Leaving out every image, restate all the records word for word.

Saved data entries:

⁂

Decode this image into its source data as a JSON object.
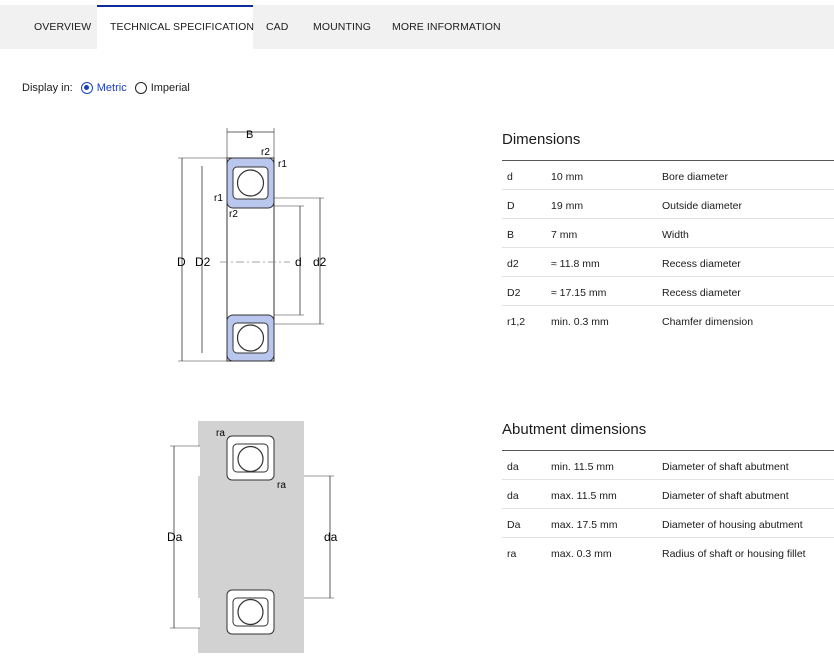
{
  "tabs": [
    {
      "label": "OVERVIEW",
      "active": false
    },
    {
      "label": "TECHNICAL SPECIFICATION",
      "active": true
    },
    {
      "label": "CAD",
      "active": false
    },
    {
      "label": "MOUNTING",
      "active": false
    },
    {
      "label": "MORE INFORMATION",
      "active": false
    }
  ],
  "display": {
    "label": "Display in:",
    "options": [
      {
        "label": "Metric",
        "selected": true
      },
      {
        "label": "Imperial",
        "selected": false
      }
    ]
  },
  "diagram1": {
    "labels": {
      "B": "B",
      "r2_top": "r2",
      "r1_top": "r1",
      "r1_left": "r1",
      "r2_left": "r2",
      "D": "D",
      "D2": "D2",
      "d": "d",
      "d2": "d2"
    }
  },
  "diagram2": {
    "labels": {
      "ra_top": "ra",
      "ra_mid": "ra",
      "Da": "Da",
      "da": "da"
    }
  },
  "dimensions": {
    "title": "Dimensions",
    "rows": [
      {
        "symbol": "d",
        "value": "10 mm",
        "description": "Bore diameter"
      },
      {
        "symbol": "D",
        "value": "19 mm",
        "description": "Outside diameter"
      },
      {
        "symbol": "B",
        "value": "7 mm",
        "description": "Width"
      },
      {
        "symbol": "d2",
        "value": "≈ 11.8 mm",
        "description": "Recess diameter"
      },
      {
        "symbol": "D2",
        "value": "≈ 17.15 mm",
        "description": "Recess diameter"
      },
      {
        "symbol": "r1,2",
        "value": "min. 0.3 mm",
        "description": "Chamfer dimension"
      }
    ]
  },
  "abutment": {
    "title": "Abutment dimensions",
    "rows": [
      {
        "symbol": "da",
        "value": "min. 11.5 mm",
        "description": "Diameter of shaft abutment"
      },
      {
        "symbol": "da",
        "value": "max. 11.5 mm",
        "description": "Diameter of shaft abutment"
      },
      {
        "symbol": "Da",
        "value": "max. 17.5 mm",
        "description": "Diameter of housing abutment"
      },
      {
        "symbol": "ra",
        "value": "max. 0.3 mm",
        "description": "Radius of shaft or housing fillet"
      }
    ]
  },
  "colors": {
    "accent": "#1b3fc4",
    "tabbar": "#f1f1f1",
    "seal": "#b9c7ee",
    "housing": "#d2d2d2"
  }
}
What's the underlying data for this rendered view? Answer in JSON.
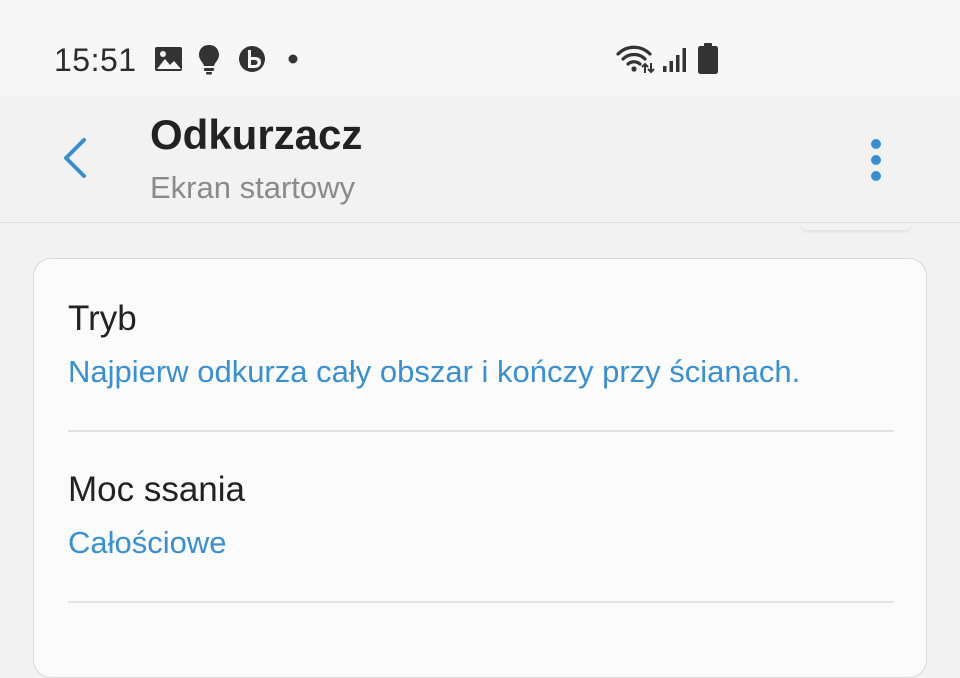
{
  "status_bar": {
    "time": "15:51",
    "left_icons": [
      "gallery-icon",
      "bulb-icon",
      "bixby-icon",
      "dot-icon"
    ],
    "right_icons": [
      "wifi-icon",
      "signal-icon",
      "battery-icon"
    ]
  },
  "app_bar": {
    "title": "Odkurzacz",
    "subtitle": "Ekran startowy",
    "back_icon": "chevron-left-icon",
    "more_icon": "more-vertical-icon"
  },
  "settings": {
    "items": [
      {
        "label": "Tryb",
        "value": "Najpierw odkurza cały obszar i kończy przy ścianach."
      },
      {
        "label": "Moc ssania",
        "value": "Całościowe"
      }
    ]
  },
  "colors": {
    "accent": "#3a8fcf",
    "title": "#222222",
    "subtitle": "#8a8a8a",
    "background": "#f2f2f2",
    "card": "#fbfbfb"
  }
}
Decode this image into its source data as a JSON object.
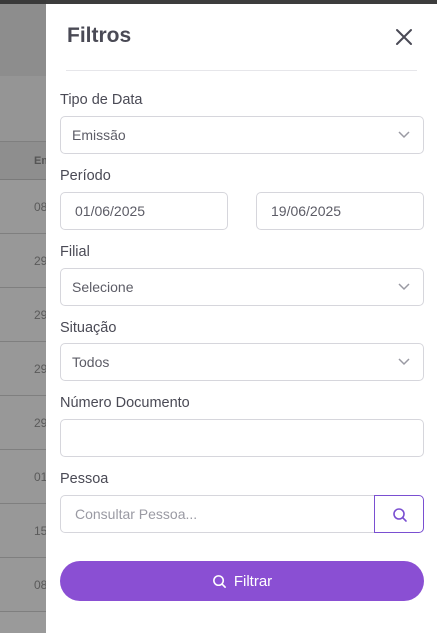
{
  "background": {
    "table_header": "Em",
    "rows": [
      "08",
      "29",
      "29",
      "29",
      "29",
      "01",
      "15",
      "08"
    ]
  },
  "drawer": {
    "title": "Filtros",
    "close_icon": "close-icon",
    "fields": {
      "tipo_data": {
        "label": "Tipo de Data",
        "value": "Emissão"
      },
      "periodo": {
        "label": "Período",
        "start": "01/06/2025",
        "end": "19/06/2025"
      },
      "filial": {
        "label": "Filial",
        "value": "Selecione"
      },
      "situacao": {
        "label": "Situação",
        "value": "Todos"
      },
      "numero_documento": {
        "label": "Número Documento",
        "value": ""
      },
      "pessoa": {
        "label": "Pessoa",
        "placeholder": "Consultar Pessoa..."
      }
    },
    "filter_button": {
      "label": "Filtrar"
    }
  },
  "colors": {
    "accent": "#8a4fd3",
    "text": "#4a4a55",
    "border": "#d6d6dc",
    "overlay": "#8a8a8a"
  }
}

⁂

=== Problem solution ===
Decode this image into its source data as a JSON object.
{
  "tabs": [
    {
      "label": "OVERVIEW",
      "active": false
    },
    {
      "label": "TECHNICAL SPECIFICATION",
      "active": true
    },
    {
      "label": "CAD",
      "active": false
    },
    {
      "label": "MOUNTING",
      "active": false
    },
    {
      "label": "MORE INFORMATION",
      "active": false
    }
  ],
  "display": {
    "label": "Display in:",
    "options": [
      {
        "label": "Metric",
        "selected": true
      },
      {
        "label": "Imperial",
        "selected": false
      }
    ]
  },
  "diagram1": {
    "labels": {
      "B": "B",
      "r2_top": "r2",
      "r1_top": "r1",
      "r1_left": "r1",
      "r2_left": "r2",
      "D": "D",
      "D2": "D2",
      "d": "d",
      "d2": "d2"
    }
  },
  "diagram2": {
    "labels": {
      "ra_top": "ra",
      "ra_mid": "ra",
      "Da": "Da",
      "da": "da"
    }
  },
  "dimensions": {
    "title": "Dimensions",
    "rows": [
      {
        "symbol": "d",
        "value": "10 mm",
        "description": "Bore diameter"
      },
      {
        "symbol": "D",
        "value": "19 mm",
        "description": "Outside diameter"
      },
      {
        "symbol": "B",
        "value": "7 mm",
        "description": "Width"
      },
      {
        "symbol": "d2",
        "value": "≈ 11.8 mm",
        "description": "Recess diameter"
      },
      {
        "symbol": "D2",
        "value": "≈ 17.15 mm",
        "description": "Recess diameter"
      },
      {
        "symbol": "r1,2",
        "value": "min. 0.3 mm",
        "description": "Chamfer dimension"
      }
    ]
  },
  "abutment": {
    "title": "Abutment dimensions",
    "rows": [
      {
        "symbol": "da",
        "value": "min. 11.5 mm",
        "description": "Diameter of shaft abutment"
      },
      {
        "symbol": "da",
        "value": "max. 11.5 mm",
        "description": "Diameter of shaft abutment"
      },
      {
        "symbol": "Da",
        "value": "max. 17.5 mm",
        "description": "Diameter of housing abutment"
      },
      {
        "symbol": "ra",
        "value": "max. 0.3 mm",
        "description": "Radius of shaft or housing fillet"
      }
    ]
  },
  "colors": {
    "accent": "#1b3fc4",
    "tabbar": "#f1f1f1",
    "seal": "#b9c7ee",
    "housing": "#d2d2d2"
  }
}
What's the underlying data for this rendered view? Answer in JSON.
{
  "status_bar": {
    "time": "15:51",
    "left_icons": [
      "gallery-icon",
      "bulb-icon",
      "bixby-icon",
      "dot-icon"
    ],
    "right_icons": [
      "wifi-icon",
      "signal-icon",
      "battery-icon"
    ]
  },
  "app_bar": {
    "title": "Odkurzacz",
    "subtitle": "Ekran startowy",
    "back_icon": "chevron-left-icon",
    "more_icon": "more-vertical-icon"
  },
  "settings": {
    "items": [
      {
        "label": "Tryb",
        "value": "Najpierw odkurza cały obszar i kończy przy ścianach."
      },
      {
        "label": "Moc ssania",
        "value": "Całościowe"
      }
    ]
  },
  "colors": {
    "accent": "#3a8fcf",
    "title": "#222222",
    "subtitle": "#8a8a8a",
    "background": "#f2f2f2",
    "card": "#fbfbfb"
  }
}
Decode this image into its source data as a JSON object.
{
  "background": {
    "table_header": "Em",
    "rows": [
      "08",
      "29",
      "29",
      "29",
      "29",
      "01",
      "15",
      "08"
    ]
  },
  "drawer": {
    "title": "Filtros",
    "close_icon": "close-icon",
    "fields": {
      "tipo_data": {
        "label": "Tipo de Data",
        "value": "Emissão"
      },
      "periodo": {
        "label": "Período",
        "start": "01/06/2025",
        "end": "19/06/2025"
      },
      "filial": {
        "label": "Filial",
        "value": "Selecione"
      },
      "situacao": {
        "label": "Situação",
        "value": "Todos"
      },
      "numero_documento": {
        "label": "Número Documento",
        "value": ""
      },
      "pessoa": {
        "label": "Pessoa",
        "placeholder": "Consultar Pessoa..."
      }
    },
    "filter_button": {
      "label": "Filtrar"
    }
  },
  "colors": {
    "accent": "#8a4fd3",
    "text": "#4a4a55",
    "border": "#d6d6dc",
    "overlay": "#8a8a8a"
  }
}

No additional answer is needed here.